Home and Garden
What can you feel but never touch? And what can you see the effects of but never actually see? What is so essential that without it, both you and your garden would be dead - but, in excess, can kill you?
The answer, possums, lies in the sky. And I'm not talking about vapour trails or so-called chemtrails. I'm talking about sunshine and vitamin D.
Without light from sunshine, plants couldn't grow and we'd starve. And without vitamin D - which we, as mammals, also get from sunlight - we'd have all sorts of health problems.
But you'd have to be living in a cave to not know that the ultraviolet radiation (UVR) in sunlight can also cause skin cancer, which plagues us as the most commonly diagnosed cancer in New Zealand, as emphasised by research findings from Otago University this week.
Published in the New Zealand Medical Journal last Friday, the paper highlighted, once again, that our melanoma rates - along with those of Australia - are among the highest in the world.
UVR, we are reminded, is a "known carcinogen", and in high UVR areas, such as New Zealand, excessive exposure is "estimated to cause over 90 per cent of skin cancers".
However, while most of us know about the need for sun protection, the research findings have highlighted inadequate UVR exposure prevention programmes in early childhood centres that "could be putting children at risk of skin cancer later in life".
Which is why shade, and not just hats, sunscreen and protective clothing, is surely essential at these centres.
The research paper found that even if parents sent their kids to centres with hats and sunscreen, prevalent practices meant they might not put either on or use them effectively.
But shade, as we know, covers kids even if they don't wear their hat or apply sunscreen. And young kiddies are reliant on adults to lead the way and make sure they have protection.
Which is where trees come in. Sad as it might seem, skin cancer has highlighted just how valuable trees can be in providing shade, especially for kids at childcare centres and schools.
Awnings might provide instant cover, but trees provide a holistic answer. They not only cost less but, in time, can look good and provide summer shade while still allowing warm winter sun to filter through. They can also provide flowers and fruit to attract birds.
The secret to successfully using trees for shade is to have the right tree for the right place, and to use it for maximum effect.

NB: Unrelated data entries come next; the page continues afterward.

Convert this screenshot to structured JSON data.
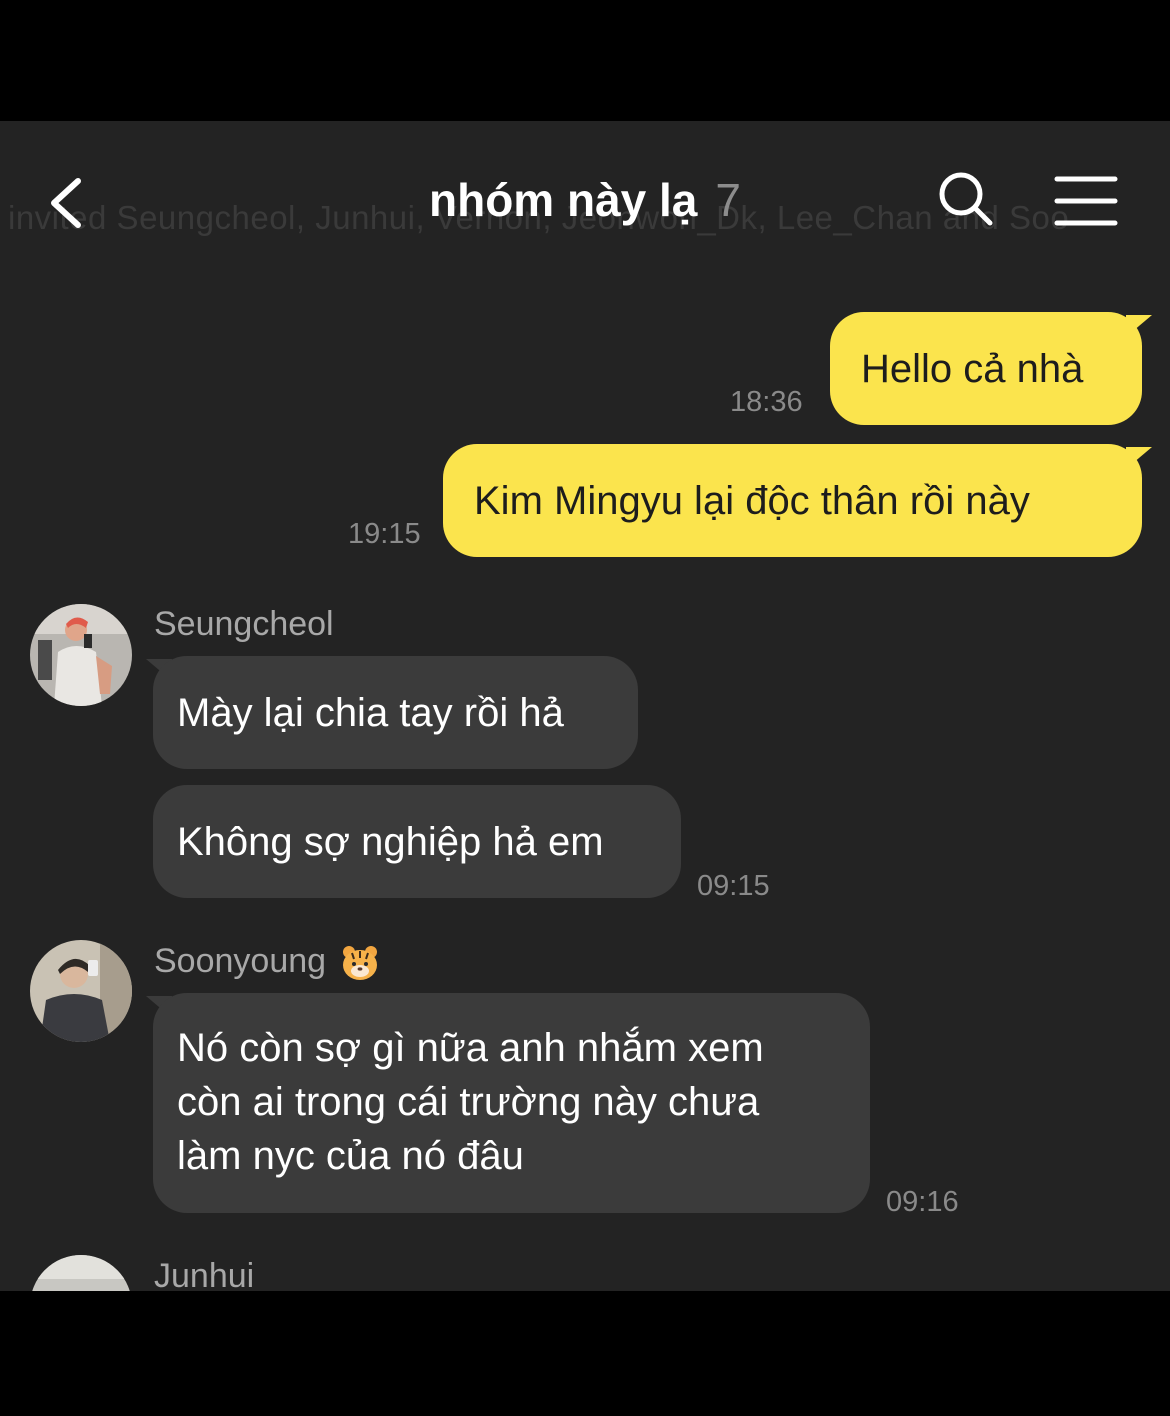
{
  "header": {
    "title": "nhóm này lạ",
    "member_count": "7",
    "invite_banner": "invited Seungcheol, Junhui, Vernon, Jeonwon_Dk, Lee_Chan and Soo",
    "icons": [
      "back-chevron-icon",
      "search-icon",
      "menu-icon"
    ]
  },
  "messages": {
    "mine": [
      {
        "text": "Hello cả nhà",
        "time": "18:36"
      },
      {
        "text": "Kim Mingyu lại độc thân rồi này",
        "time": "19:15"
      }
    ],
    "seungcheol": {
      "name": "Seungcheol",
      "texts": [
        "Mày lại chia tay rồi hả",
        "Không sợ nghiệp hả em"
      ],
      "time": "09:15"
    },
    "soonyoung": {
      "name": "Soonyoung",
      "lines": [
        "Nó còn sợ gì nữa anh nhắm xem",
        "còn ai trong cái trường này chưa",
        "làm nyc của nó đâu"
      ],
      "time": "09:16"
    },
    "junhui": {
      "name": "Junhui"
    }
  },
  "colors": {
    "background": "#232323",
    "my_bubble": "#fbe44d",
    "their_bubble": "#3b3b3b"
  }
}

That's where a shade audit can help. If you haven't heard of shade auditing, which is used widely in Australia, then check it out online. It makes an assessment of a site and how it is used.
It's a planning process anyone can learn to use to assess the UVR exposure risk at a particular site - from outdoor spaces such as playgrounds and school grounds to parks and even your own garden - and plan for shade and minimising overexposure to harmful rays.
Although audit results can identify challenging issues, often the solutions simply require some lateral thinking and strategic changes. Sometimes it means providing more shade in different places, or simply changing activity times.
Trees can provide excellent playground shade, but it needs to be when the kids are out playing, when the UVR is most intense and when the youngsters are most vulnerable. Often, that means having trees and shade right overhead in the middle of the day.
Another essential consideration is shelter. As most of us know, even during a Nelson summer the air can be chilly - and with no accompanying shelter, it can be too cold for kids to want to stay in the shade.
And then there are changes during the day and the seasons. The midday sun casts a different shadow compared to that in the morning and afternoon, and to that during autumn and winter.
The good news is that auditing outcomes don't necessarily mean spending lots of money. Instead, any problems can be solved through better use of existing shade, adding more shade, and rescheduling activities.
Before the trees grew and provided shade in Nelson's Trafalgar St, I used to watch in horror as thousands of families and young children, including my own, stood in the searing midday December sun watching the annual Santa Parade. Changing the parade time to the end of the day, when the UVR was less intense, would have been a sensible solution had the trees not grown to provide the shade they now offer.
Similarly, early childhood centres can plan to limit or change their lunch and playtime activities during summer, and public playgrounds can be better served by having trees to protect kids, and their parents, from UVR and possible future melanoma. Which is why I found it such a tragic irony to see the beautiful old spreading elm tree by the Takaka children's playground cut down by the Tasman District Council last week, on the same day Otago University published its findings.
The tree had suffered scorch damage when the adjacent library burned down in October 2010. Council horticulture officer Kathy Curnow announced last week that, after monitoring its health and noting "a marked decline", the call was made to remove the tree.
Many, like me, will remember it as a valued part of the town and playground landscape, providing welcome shade from the hot Takaka summer sun.
As Nelson tree advocate the late Ron Flook, instigator of the New Zealand Notable Tree Scheme, would say, people often don't value a tree until it is gone.
And when they do, it's worth remembering that if the tree was, say, 50 years old, it will take that long for a replacement elm to provide the same amount of shade.
To read the University of Otago paper on sun protection at early childhood centres, go to www.otago.ac.nz/news/news/otago065200. For more on shade auditing, refer to www.webshade.com.au/what. To do your own shade audit, go to www.sunsmart.com.au.